PROBLEM REQUIREMENTS: Copy, from the entries below, each line where the word "JSON" can be found.

SUPPLIED INFORMATION:
********************

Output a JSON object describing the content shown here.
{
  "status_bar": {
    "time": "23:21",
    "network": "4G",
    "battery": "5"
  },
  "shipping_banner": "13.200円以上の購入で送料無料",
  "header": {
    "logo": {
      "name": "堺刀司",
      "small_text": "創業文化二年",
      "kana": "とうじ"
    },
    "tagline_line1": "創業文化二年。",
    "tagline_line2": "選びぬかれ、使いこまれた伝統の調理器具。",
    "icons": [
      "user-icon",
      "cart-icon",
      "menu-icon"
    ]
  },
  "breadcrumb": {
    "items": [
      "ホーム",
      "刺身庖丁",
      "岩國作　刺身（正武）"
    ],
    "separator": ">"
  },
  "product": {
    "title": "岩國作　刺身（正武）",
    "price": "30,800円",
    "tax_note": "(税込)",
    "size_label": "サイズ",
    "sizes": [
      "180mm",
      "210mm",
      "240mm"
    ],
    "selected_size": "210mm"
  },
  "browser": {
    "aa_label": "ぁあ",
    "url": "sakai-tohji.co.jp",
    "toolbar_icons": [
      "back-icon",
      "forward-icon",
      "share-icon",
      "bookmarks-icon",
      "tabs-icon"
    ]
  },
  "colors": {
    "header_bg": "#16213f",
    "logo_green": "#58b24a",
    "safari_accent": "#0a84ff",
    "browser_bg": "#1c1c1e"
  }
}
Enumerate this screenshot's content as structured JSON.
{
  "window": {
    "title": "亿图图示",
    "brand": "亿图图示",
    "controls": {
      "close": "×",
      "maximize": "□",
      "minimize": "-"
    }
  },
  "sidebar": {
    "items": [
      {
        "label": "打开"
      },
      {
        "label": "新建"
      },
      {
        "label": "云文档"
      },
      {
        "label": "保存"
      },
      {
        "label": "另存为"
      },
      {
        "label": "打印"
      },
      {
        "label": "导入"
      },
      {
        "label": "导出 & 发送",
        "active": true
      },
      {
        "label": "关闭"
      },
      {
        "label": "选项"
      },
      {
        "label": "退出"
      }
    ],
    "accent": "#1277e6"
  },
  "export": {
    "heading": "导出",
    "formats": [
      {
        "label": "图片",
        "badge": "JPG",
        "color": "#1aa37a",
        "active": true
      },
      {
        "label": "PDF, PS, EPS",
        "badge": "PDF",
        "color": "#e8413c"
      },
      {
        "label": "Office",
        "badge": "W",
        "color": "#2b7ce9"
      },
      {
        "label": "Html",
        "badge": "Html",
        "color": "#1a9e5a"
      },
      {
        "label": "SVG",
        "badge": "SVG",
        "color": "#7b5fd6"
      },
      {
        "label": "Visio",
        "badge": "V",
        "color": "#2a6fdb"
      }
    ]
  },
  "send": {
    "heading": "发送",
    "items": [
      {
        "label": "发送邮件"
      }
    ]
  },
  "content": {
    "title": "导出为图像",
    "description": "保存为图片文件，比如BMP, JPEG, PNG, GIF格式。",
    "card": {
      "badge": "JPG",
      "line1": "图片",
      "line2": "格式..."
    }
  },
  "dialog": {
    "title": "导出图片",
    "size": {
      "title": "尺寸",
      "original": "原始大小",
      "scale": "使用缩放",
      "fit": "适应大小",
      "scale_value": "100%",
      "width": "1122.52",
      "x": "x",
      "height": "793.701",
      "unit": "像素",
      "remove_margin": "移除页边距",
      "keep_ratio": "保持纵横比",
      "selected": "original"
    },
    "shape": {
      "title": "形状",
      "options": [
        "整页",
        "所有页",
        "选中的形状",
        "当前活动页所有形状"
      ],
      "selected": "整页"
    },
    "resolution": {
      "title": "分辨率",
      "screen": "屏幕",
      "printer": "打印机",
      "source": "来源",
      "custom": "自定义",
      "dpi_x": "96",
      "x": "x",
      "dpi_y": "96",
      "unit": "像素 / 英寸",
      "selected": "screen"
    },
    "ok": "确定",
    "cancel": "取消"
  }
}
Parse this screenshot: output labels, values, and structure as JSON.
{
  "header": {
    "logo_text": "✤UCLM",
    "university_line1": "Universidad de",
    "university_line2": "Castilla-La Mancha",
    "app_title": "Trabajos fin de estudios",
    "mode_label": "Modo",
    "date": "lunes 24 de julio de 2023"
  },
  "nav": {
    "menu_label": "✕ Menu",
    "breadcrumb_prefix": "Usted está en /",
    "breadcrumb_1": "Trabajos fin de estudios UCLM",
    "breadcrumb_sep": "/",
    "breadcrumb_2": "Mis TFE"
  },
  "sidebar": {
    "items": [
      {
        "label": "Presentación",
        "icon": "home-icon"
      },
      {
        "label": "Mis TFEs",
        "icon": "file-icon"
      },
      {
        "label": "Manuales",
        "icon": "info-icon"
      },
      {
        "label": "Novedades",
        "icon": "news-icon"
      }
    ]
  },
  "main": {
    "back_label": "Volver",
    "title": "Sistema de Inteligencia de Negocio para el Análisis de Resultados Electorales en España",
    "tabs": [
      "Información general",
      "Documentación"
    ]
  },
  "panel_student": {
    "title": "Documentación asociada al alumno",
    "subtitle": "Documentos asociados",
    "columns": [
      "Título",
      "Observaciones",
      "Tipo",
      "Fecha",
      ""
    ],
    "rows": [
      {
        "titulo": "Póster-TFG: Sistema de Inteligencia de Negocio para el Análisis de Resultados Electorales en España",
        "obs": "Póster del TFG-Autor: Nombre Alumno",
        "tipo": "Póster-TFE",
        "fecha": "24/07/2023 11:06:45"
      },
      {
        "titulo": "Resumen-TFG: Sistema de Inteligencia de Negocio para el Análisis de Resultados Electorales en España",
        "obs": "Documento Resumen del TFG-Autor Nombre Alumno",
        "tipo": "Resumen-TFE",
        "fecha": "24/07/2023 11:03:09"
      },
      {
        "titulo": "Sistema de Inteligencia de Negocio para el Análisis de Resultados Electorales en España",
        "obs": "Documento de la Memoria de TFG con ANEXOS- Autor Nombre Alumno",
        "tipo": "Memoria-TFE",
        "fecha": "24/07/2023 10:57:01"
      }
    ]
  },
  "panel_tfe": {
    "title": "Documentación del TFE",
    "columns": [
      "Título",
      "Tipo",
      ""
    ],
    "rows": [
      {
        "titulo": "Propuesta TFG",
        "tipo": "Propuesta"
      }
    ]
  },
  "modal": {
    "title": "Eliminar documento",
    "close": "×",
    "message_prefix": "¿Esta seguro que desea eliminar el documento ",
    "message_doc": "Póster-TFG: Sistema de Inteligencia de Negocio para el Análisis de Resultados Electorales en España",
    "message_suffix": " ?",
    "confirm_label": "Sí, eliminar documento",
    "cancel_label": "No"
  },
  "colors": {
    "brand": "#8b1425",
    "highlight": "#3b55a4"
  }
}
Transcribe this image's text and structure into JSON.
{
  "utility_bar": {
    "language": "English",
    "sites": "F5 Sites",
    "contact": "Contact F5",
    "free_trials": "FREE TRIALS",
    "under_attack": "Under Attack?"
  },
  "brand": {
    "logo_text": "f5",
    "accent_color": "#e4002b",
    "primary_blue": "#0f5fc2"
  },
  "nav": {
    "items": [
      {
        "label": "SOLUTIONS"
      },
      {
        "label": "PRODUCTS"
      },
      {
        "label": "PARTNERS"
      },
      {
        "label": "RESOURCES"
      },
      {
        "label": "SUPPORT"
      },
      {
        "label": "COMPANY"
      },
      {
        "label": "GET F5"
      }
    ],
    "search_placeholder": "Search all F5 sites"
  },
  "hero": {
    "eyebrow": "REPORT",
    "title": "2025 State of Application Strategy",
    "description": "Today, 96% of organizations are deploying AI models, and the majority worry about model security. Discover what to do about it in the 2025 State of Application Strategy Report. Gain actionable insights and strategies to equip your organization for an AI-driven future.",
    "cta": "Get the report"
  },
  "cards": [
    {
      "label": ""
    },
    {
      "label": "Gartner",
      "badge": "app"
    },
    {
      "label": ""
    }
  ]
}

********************

REPLY TO THE TASK:
Output a JSON object describing the content shown here.
Enumerate this screenshot's content as structured JSON.
Parse this screenshot: output labels, values, and structure as JSON.
Transcribe this image's text and structure into JSON.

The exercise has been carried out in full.